Dominique Habimana, representative of the Swiss Development Cooperation at the workshop, emphasised, “Young people are the hope not only of tomorrow but also of today. Tomorrow starts today. They have the energy to rise to the challenges. Our role must be to support them so that they can play their part effectively.”
Paul Rukesha, Director General for Communication and Partnerships at the Rwandan Ministry of National Unity and Civic Engagement (MINUBUMWE) was the guest of honour at the conference and called on young people to work together to combat hate speech. “We encourage young people to unite, to have love and to avoid all forms of discrimination,” he said.

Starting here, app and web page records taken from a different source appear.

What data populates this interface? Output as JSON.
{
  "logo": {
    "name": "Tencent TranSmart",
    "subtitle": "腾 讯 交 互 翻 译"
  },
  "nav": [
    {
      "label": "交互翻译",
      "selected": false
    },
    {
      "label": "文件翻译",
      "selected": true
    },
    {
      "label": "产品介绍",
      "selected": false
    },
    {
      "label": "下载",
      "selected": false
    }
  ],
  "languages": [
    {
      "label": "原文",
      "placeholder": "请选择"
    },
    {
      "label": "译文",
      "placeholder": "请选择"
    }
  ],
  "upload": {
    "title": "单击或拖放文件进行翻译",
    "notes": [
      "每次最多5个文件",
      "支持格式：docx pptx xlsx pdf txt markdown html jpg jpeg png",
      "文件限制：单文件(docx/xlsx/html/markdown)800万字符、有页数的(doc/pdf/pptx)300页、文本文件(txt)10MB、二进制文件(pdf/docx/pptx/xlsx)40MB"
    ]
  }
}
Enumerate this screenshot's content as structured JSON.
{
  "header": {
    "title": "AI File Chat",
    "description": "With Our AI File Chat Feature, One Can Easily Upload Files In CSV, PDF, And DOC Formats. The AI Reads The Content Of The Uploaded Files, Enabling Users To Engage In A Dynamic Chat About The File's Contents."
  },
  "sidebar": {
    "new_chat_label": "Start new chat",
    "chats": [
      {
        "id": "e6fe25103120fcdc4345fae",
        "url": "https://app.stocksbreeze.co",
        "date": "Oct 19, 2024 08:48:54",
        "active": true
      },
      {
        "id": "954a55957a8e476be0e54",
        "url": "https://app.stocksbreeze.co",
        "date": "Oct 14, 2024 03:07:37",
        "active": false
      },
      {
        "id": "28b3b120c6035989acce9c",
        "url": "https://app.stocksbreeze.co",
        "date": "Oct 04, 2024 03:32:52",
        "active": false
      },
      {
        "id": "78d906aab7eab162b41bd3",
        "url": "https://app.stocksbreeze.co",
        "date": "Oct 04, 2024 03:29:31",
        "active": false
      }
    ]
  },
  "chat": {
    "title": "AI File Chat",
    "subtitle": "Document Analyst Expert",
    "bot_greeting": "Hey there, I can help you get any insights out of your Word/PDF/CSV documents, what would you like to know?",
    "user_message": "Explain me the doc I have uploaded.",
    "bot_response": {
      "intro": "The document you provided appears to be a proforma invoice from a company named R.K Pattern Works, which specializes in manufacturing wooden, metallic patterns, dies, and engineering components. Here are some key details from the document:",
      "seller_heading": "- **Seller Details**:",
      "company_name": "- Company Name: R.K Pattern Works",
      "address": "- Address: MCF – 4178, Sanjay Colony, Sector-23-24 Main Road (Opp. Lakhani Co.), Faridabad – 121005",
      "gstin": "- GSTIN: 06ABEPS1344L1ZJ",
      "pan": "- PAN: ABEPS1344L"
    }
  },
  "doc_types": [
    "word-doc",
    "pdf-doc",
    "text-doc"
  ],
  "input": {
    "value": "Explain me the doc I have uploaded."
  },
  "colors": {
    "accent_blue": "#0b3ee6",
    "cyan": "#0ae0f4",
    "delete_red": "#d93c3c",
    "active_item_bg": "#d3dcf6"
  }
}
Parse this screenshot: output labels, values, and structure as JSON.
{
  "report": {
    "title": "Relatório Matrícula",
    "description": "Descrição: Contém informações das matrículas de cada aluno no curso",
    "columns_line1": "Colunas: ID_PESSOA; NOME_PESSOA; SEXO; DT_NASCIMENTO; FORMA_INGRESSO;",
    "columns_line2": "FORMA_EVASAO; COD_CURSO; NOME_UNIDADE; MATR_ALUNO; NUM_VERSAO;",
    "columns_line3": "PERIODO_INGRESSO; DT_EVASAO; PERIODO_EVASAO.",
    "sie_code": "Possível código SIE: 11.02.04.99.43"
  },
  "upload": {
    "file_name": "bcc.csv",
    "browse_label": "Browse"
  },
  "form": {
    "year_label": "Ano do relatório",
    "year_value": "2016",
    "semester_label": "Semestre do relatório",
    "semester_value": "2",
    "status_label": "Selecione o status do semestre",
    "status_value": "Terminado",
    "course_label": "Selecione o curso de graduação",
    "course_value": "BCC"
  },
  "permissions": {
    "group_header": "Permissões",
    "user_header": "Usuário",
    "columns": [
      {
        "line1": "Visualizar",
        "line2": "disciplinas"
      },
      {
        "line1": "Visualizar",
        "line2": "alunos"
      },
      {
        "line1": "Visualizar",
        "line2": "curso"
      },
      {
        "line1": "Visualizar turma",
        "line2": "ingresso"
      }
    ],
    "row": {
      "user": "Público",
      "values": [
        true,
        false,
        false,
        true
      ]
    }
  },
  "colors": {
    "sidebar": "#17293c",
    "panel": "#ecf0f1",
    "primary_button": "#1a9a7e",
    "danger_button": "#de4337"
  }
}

Since its launch, the ‘Cross-border Dialogue and Youth Empowerment for Peace in the Great Lakes Region’ programme, with financial support from the European Union and the Swiss Development Cooperation, has brought remarkable changes.
Its main achievements include 30 young innovators and 120 peace fellows trained and mentored to become actors for peace in their respective countries and communities; five innovative peace-building initiatives developed by young people, technically and financially supported by the programme; 19 intergenerational and intercultural dialogues and seven political dialogues organised, facilitating a safe space for young people and elders to discuss and promote a culture of dialogue to overcome prejudice and stereotypes; two cross-border peace festivals in Burundi and Rwanda, reaching 821 participants; and a Great Lakes Youth Peace Summit held in Burundi in March 2023, which provided a space for young people to exchange views with each other, with elders and with policy-makers on the challenges facing the new generation, as well as the opportunities to fully play their crucial role in the peace and development process.